    other anti-viral strategies to develop a new platform for a novel beta- coronavirus therapeutic target: viral assembly modulation.

    This proposal seeks to take advantage of the PI’s expertise in biochemistry and previous experience in a similar anti-viral approach. The objective is to build screening platforms focused on identifying modulators of the membrane (M) and N protein self- and cross- interactions that are essential for CoV assembly. These proteins display conservation in interactions among beta-Coronaviruses, making this target likely applicable across outbreaks. This validated platform will provide a means to assess readily available commercial compound libraries for protein-protein interaction modulators. It is expected that identified compounds can be progressed through medicinal chemistry approaches to optimize cell-based activity.
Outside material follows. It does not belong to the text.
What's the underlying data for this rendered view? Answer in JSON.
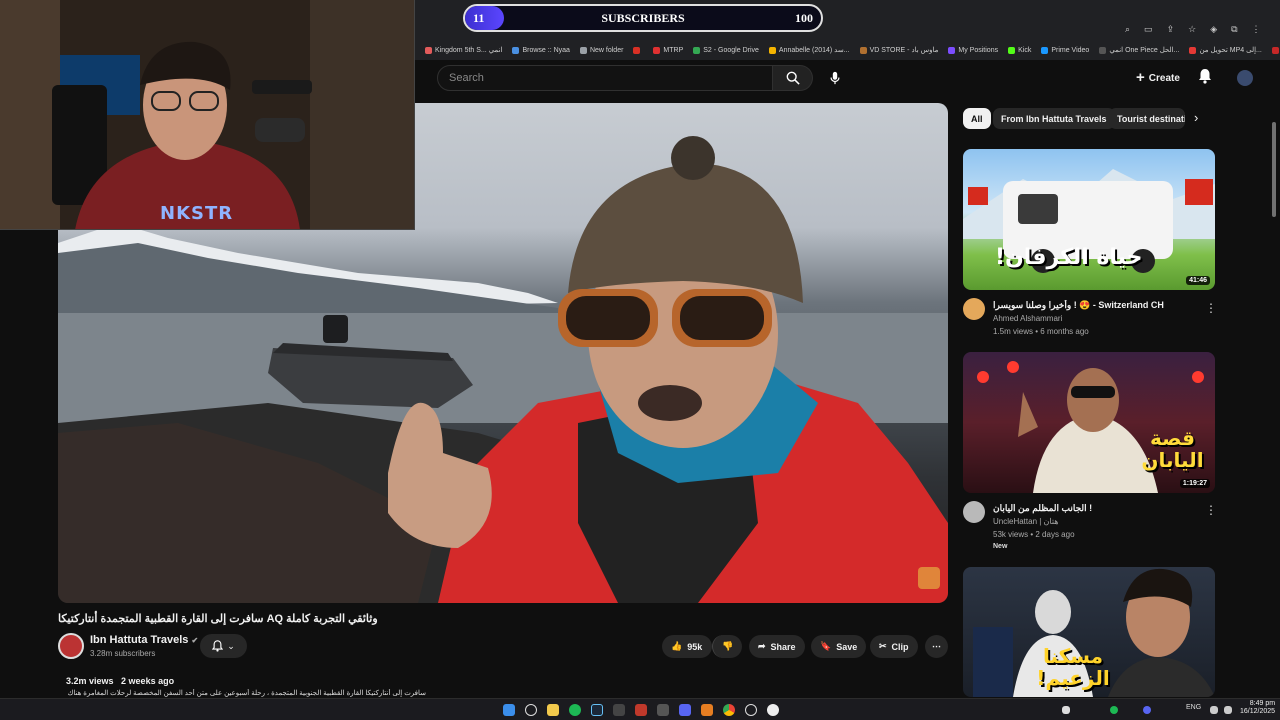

OCRID Molecular Biology Core

Contact: MBC director, Dr. Lin Liu (


Cell models: HEK293T-hACE2, A549-hACE2, and Vero E6
Human lung tissue model: Lung organoids
Viruses: SARS-CoV-2 variants, SARS-CoV-2 pseudovirus, adenovirus expressing human ACE2, and more.


Feng Y, Marchal T, Sperry T, Yi H. Influence of wind and relative humidity on the social distancing effectiveness to prevent COVID-19 airborne transmission: A numerical study. J Aerosol Sci. 2020 Sep;147:105585. doi: 10.1016/j.jaerosci.2020.105585. Epub 2020 May 18. PMID: 32427227; PMCID: PMC7233256.


More S, Narayanan S, Patil G, Ghosh P, Pushparaj S, Cooper E, Ritchey J, Cheruvu VK, Kaul A, Ramachandran A. Pooling of Nasopharyngeal Swab Samples To Overcome a Global Shortage of Real-Time Reverse Transcription-PCR COVID-19 Test Kits. J Clin Microbiol. 2021 Mar 19;59(4):e01295-20. doi: 10.1128/JCM.01295-20. PMID: 33500363; PMCID: PMC8092752.


Narasaraju T. Histopathologic Changes and SARS-CoV-2 Immunostaining in the Lung of a Patient With COVID-19. Ann Intern Med. 2020 Aug 18;173(4):323-324. doi: 10.7326/L20-0894. PMID: 32805179.


Narasaraju T, Tang BM, Herrmann M, Muller S, Chow VTK, Radic M. Neutrophilia and NETopathy as Key Pathologic Drivers of Progressive Lung Impairment in Patients With COVID-19. Front Pharmacol. 2020 Jun 5;11:870. doi: 10.3389/fphar.2020.00870. PMID: 32581816; PMCID: PMC7291833.


Narayanan S, Ritchey JC, Patil G, Narasaraju T, More S, Malayer J, Saliki J, Kaul A, Agarwal PK, Ramachandran A. SARS-CoV-2 Genomes From Oklahoma, United States. Front Genet. 2021 Feb 3;11:612571. doi: 10.3389/fgene.2020.612571. PMID: 33613621; PMCID: PMC7886813.


Schlick T, Sundberg EJ, Schroeder SJ, Babu MM. Biophysicists' outstanding response to Covid-19. Biophys J. 2021 Mar 16;120(6):E1-E2. doi: 10.1016/j.bpj.2021.02.020. Epub 2021 Mar 4. PMID: 33689685; PMCID: PMC7931721.


McGuire MK, Seppo A, Goga A, Buonsenso D, Collado MC, Donovan SM, Müller JA, Ofman G, Monroy-Valle M, O'Connor DL, Pace RM, Van de Perre P. Best Practices for Human Milk Collection for COVID-19 Research. Breastfeed Med. 2021 Jan;16(1):29-38. doi: 10.1089/bfm.2020.0296. Epub 2020 Dec 30. PMID: 33393841; PMCID: PMC7826442.



Back To Top
SVG directory not found.